This article and slide show from the New York Times, features several scientists from the University of Alaska, Fairbanks, who study the effects of thawing permafrost in Alaska.

This interactive follows carbon as it moves through various components of the carbon cycle.

This data viewing tool from NOAA offers nearly instant access to dozens of datasets about Earth through an engaging interface. Users can select data categories from atmosphere, ocean, land, cryosphere, and climate and drill down from there into more detailed categories.

A computer animation on the reason for the seasons. Voice-over describes the motion of Earth around the sun to show how the sun's light impacts the tilted Earth at different times of the year, causing seasonal changes.

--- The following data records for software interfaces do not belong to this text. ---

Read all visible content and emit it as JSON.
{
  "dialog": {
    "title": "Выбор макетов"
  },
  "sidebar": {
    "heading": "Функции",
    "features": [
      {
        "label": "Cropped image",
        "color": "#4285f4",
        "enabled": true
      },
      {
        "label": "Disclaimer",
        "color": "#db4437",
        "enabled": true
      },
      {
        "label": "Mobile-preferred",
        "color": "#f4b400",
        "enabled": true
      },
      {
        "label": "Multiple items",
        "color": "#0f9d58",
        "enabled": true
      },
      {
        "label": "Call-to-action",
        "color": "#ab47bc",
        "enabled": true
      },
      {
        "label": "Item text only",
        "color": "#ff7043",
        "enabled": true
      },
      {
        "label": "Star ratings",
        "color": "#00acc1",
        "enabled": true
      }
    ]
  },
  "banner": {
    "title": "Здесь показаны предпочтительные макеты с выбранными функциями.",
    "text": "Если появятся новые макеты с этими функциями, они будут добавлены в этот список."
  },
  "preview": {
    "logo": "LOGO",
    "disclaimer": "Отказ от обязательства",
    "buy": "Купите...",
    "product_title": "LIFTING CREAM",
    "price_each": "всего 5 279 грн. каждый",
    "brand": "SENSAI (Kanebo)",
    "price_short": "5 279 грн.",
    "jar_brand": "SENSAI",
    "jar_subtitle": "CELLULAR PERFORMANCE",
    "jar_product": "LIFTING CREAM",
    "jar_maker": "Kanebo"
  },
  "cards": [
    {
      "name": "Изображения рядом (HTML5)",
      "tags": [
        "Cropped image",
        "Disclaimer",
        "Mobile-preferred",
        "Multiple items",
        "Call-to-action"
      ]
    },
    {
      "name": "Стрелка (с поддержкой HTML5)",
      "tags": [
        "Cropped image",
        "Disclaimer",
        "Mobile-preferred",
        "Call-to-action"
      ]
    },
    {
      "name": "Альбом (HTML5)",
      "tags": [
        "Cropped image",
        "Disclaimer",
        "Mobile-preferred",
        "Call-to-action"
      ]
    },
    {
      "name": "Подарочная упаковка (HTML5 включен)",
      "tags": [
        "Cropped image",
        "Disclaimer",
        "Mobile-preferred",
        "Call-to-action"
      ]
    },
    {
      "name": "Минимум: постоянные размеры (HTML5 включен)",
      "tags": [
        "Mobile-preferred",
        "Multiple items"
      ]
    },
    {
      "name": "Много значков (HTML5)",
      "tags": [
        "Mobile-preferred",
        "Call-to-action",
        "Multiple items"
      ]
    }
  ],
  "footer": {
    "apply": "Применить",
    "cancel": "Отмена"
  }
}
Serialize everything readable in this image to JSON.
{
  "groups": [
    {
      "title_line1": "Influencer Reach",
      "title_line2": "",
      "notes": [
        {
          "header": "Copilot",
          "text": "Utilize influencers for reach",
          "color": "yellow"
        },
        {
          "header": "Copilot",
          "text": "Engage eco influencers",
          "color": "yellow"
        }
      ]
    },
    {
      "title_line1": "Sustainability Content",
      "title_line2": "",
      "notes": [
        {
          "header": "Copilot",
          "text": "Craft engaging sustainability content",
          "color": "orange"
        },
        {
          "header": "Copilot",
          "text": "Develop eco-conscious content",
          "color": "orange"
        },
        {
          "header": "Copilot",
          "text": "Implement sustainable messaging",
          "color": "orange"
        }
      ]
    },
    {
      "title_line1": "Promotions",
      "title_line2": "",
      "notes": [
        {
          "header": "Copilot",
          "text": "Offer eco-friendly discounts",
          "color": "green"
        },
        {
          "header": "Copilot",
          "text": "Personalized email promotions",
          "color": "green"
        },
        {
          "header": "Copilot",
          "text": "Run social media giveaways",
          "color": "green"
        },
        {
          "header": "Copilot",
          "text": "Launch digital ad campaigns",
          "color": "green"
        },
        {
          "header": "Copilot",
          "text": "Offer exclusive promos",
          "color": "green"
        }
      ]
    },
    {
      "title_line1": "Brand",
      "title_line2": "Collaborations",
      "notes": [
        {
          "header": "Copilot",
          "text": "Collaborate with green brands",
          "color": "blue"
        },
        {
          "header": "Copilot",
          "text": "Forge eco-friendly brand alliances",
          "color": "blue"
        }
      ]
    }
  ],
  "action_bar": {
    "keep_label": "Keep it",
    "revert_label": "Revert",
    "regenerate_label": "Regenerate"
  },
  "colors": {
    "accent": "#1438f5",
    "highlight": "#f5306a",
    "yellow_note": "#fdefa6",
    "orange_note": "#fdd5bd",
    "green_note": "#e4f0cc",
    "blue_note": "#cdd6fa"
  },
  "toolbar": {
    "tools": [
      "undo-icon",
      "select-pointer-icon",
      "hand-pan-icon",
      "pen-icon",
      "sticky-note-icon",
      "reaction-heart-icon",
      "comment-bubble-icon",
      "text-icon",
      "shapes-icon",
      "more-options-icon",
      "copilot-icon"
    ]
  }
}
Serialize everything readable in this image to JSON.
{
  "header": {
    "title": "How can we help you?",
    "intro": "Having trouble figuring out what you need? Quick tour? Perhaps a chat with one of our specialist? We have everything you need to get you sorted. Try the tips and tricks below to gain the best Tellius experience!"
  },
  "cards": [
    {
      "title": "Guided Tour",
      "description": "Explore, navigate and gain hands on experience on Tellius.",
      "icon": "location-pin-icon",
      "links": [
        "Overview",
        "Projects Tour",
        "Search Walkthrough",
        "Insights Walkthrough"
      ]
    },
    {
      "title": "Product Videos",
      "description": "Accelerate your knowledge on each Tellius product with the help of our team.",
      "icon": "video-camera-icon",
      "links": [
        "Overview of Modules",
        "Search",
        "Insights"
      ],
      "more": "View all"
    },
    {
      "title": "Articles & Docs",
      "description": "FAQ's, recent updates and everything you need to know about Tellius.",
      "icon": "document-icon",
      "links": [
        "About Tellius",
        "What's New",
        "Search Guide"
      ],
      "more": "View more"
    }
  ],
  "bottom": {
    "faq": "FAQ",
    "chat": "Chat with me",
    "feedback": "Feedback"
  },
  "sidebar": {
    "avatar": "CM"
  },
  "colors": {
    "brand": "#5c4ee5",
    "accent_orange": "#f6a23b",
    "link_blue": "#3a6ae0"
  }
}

In this activity, students use a spreadsheet to calculate the net carbon sequestration in a set of trees; they will utilize an allometric approach based upon parameters measured on the individual trees. They determine the species of trees in the set, measure trunk diameter at a particular height, and use the spreadsheet to calculate carbon content of the tree using forestry research data.

This visualization shows the molecular interaction of infrared radiation with various gases in the atmosphere. Focus is on the interaction with C02 molecules and resultant warming of the troposphere.

This activity introduces students to the process of converting sunlight into electricity through the use of photovoltaics (solar cells). Students complete a reading passage with questions and an inquiry lab using small photovoltaic cells.

In this activity, students work in groups, plotting carbon dioxide concentrations over time on overheads and estimating the rate of change over five years. Stacked together, the overheads for the whole class show an increase on carbon dioxide over five years and annual variation driven by photosynthesis. This exercise enables students to practice basic quantitative skills and understand how important sampling intervals can be when studying changes over time. A goal is to see how small sample size may give incomplete picture of data.

This short video illustrates the phenomena of El NiÃo and La NiÃa: their relationships to tradewinds and surface water temperatures, and their effects on precipitation in North America.

Hands-on laboratory activity that allows students to investigate the effects of distance and angle on the input of solar radiation at Earth's surface, the role played by albedo, the heat capacity of land and water, and how these cause the seasons. Students predict radiative heating based on simple geometry and experiment to test their hypotheses.